The platinum plated sky winked seductively over the campsite. Orange sparks leapt up to reach the stars, creating a meeting place of serenity. There is nothing quite so captivating as the South African night-sky above a bush retreat on a dark night.
We sat there – the six of us, in comfortable camp chairs around the glowing embers of an indigenous wood fire – an aromatic opiate for the senses. The pure nocturnal air, freed from the oppression of the sun’s onslaught, ruffled our hair playfully.
“It looks like a river of platinum,” remarked Anette, looking upwards at the shimmering swathes of glowing light that illuminated the canopy of the heavens.
Jacob, the silent one, whispered: “There’s more truth in that observation than you probably realise!”
It was an unusual comment. The warmth from the fire suddenly seemed to swell. We were intrigued. Annette’s husband, Dirk, usually boisterous and full of facts about bushveld lore, was unaccountably quiet. Jacob’s wife smiled knowingly … something special was about to be revealed. Patricia and I watched and waited.
“What do you mean by that, Jacob?” asked Anette.
“Well, there’s considerably more platinum in the moon and the meteors up there … than there is down on earth.” There was a long silence, then he continued. “Here, it’s our rarest precious metal and our supply is dwindling. Above us up there are countless billions of tons of it. If we put together all the platinum ever mined on earth, it would only fill an average sized living room!”
“That doesn’t seem very much!” said Patricia
“It isn’t! Platinum represents only five parts per billion by weight if the earth’s crust. We produce only 118 metric tons of platinum each year, compared to 1633 tons of gold – if we stopped mining platinum today, our current supply would be depleted in less than 12 months.”
“How serious is that?” asked Anette.
“It’s pretty serious. At the moment, the greatest use of platinum is in the catalytic converters of motor vehicles – about 47% of global production. This could drop as electric vehicles take over from combustion driven cars and trucks. However, new uses are continuously being discovered, which means there will always be a major demand for the metal.” He replied.
“Such as?” chirped Dirk.
“Cancer!” He responded. “Platinum is increasingly used in the development of anti-cancer drugs as well as other medicinal applications. At least 50% of cancer therapy patients are being treated with platinum-containing drugs. Also, because of its resistance to corrosion from bodily fluids, platinum is used in pacemakers, dental crowns and other equipment used in the human body. As we learn more about this remarkable metal, I foresee that it will become a vital element to the survival of millions of patients worldwide.”
By now all of us were now mesmerised by the story unfolding under the silver-grey stars shining like platinum.
“What about jewellery?” ventured Patricia.
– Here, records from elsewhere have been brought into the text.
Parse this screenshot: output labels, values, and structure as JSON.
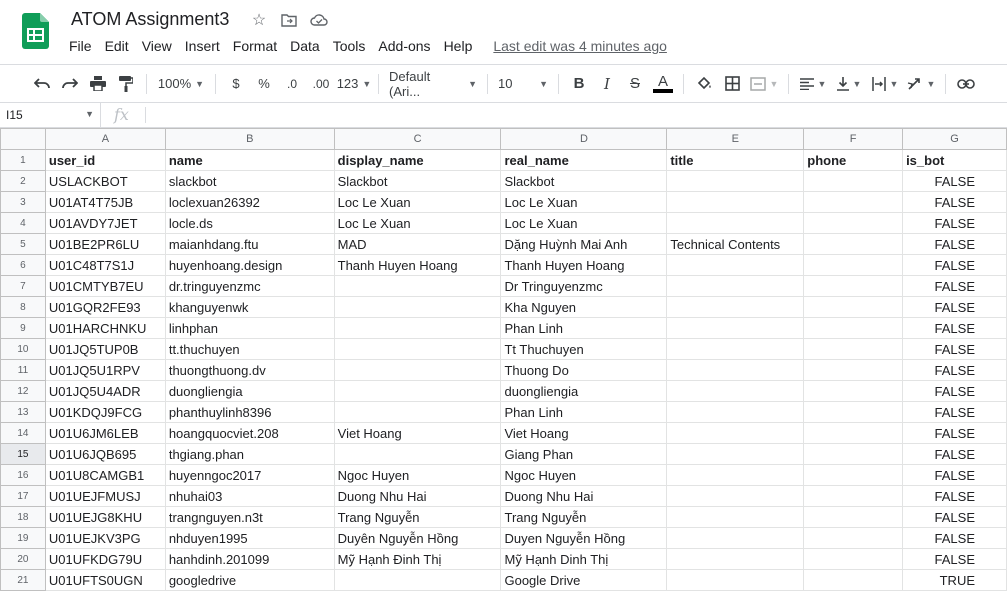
{
  "title": "ATOM Assignment3",
  "menu": [
    "File",
    "Edit",
    "View",
    "Insert",
    "Format",
    "Data",
    "Tools",
    "Add-ons",
    "Help"
  ],
  "last_edit": "Last edit was 4 minutes ago",
  "toolbar": {
    "zoom": "100%",
    "currency": "$",
    "percent": "%",
    "dec_less": ".0",
    "dec_more": ".00",
    "number_format": "123",
    "font": "Default (Ari...",
    "font_size": "10",
    "bold": "B",
    "italic": "I",
    "strike": "S",
    "text_color": "A"
  },
  "formula": {
    "cell_ref": "I15",
    "fx": "fx"
  },
  "columns": [
    "A",
    "B",
    "C",
    "D",
    "E",
    "F",
    "G"
  ],
  "rows": [
    [
      "user_id",
      "name",
      "display_name",
      "real_name",
      "title",
      "phone",
      "is_bot"
    ],
    [
      "USLACKBOT",
      "slackbot",
      "Slackbot",
      "Slackbot",
      "",
      "",
      "FALSE"
    ],
    [
      "U01AT4T75JB",
      "loclexuan26392",
      "Loc Le Xuan",
      "Loc Le Xuan",
      "",
      "",
      "FALSE"
    ],
    [
      "U01AVDY7JET",
      "locle.ds",
      "Loc Le Xuan",
      "Loc Le Xuan",
      "",
      "",
      "FALSE"
    ],
    [
      "U01BE2PR6LU",
      "maianhdang.ftu",
      "MAD",
      "Dặng Huỳnh Mai Anh",
      "Technical Contents",
      "",
      "FALSE"
    ],
    [
      "U01C48T7S1J",
      "huyenhoang.design",
      "Thanh Huyen Hoang",
      "Thanh Huyen Hoang",
      "",
      "",
      "FALSE"
    ],
    [
      "U01CMTYB7EU",
      "dr.tringuyenzmc",
      "",
      "Dr Tringuyenzmc",
      "",
      "",
      "FALSE"
    ],
    [
      "U01GQR2FE93",
      "khanguyenwk",
      "",
      "Kha Nguyen",
      "",
      "",
      "FALSE"
    ],
    [
      "U01HARCHNKU",
      "linhphan",
      "",
      "Phan Linh",
      "",
      "",
      "FALSE"
    ],
    [
      "U01JQ5TUP0B",
      "tt.thuchuyen",
      "",
      "Tt Thuchuyen",
      "",
      "",
      "FALSE"
    ],
    [
      "U01JQ5U1RPV",
      "thuongthuong.dv",
      "",
      "Thuong Do",
      "",
      "",
      "FALSE"
    ],
    [
      "U01JQ5U4ADR",
      "duongliengia",
      "",
      "duongliengia",
      "",
      "",
      "FALSE"
    ],
    [
      "U01KDQJ9FCG",
      "phanthuylinh8396",
      "",
      "Phan Linh",
      "",
      "",
      "FALSE"
    ],
    [
      "U01U6JM6LEB",
      "hoangquocviet.208",
      "Viet Hoang",
      "Viet Hoang",
      "",
      "",
      "FALSE"
    ],
    [
      "U01U6JQB695",
      "thgiang.phan",
      "",
      "Giang Phan",
      "",
      "",
      "FALSE"
    ],
    [
      "U01U8CAMGB1",
      "huyenngoc2017",
      "Ngoc Huyen",
      "Ngoc Huyen",
      "",
      "",
      "FALSE"
    ],
    [
      "U01UEJFMUSJ",
      "nhuhai03",
      "Duong Nhu Hai",
      "Duong Nhu Hai",
      "",
      "",
      "FALSE"
    ],
    [
      "U01UEJG8KHU",
      "trangnguyen.n3t",
      "Trang Nguyễn",
      "Trang Nguyễn",
      "",
      "",
      "FALSE"
    ],
    [
      "U01UEJKV3PG",
      "nhduyen1995",
      "Duyên Nguyễn Hồng",
      "Duyen Nguyễn Hồng",
      "",
      "",
      "FALSE"
    ],
    [
      "U01UFKDG79U",
      "hanhdinh.201099",
      "Mỹ Hạnh Đinh Thị",
      "Mỹ Hạnh Dinh Thị",
      "",
      "",
      "FALSE"
    ],
    [
      "U01UFTS0UGN",
      "googledrive",
      "",
      "Google Drive",
      "",
      "",
      "TRUE"
    ]
  ],
  "selected_row": 15,
  "colors": {
    "sheets_green": "#0f9d58",
    "header_bg": "#f8f9fa",
    "gridline": "#e2e3e3"
  }
}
“Now that’s interesting,” said Jacob. “The second largest usage of platinum is in jewellery – about 30% of production. It is utterly resistant to tarnish and corrosion and considerably stronger than gold. Because it is malleable, ductile and extremely durable, it makes an ideal medium for rings – especially if set with precious stones … they rarely fall out of a platinum setting. Some of the world’s most precious stones are set in platinum – such as the Hope Diamond, the Jonker 1 and Koh-I-Mor, plus many of the items in the late Elizabeth Taylor’s collection.
The world’s top watchmakers like, Patek Philippe, Rolex and Vacheron Constantin use platinum for producing limited edition watch series. Unlike gold and silver, platinum does not lose any of its content when it is scratched, so even if an item is worn constantly it retains its mass.”
“But what about its value. Is platinum a good investment?” asked Dirk.
“Very much so,” pondered Jacob. “Typically, platinum is worth double gold’s price when the economy is stable and seeing growth. But when the economy is uncertain or volatile, the price for platinum often falls below that of gold. So, as an investment it can be volatile – this means if you time it right you can really score. There’s no doubt that platinum’s value as an investment in the form of bullion is recognised globally – and it is also traded as a currency.”
“How do you know all this?” asked Dirk who felt seriously upstaged by the usually quiet Jacob.
“Metcon,” he replied. “I started dealing with them a few months ago. What I have learned about investing in platinum, gold and silver has been truly extraordinary. And I have become so interested that I have done my own research to add to Metcon’s information and advice.”
The embers of the fire glowed amber whilst each of us contemplated this new-found knowledge. Above, the river of platinum bathed the night sky with is precious ambience. After a long silence, Annette asked:
“So where is platinum mined … I mean in which countries?”
“Interestingly enough, right here in South Africa. We produce about 79% of the world’s platinum. Russia accounts for only 10% and the balance in North and South America and Zimbabwe.” He shared. “However, in years to come, who knows how things may change … perhaps one day we will be mining for platinum on the moon!”
Written by Michael Pryke on behalf of MetCon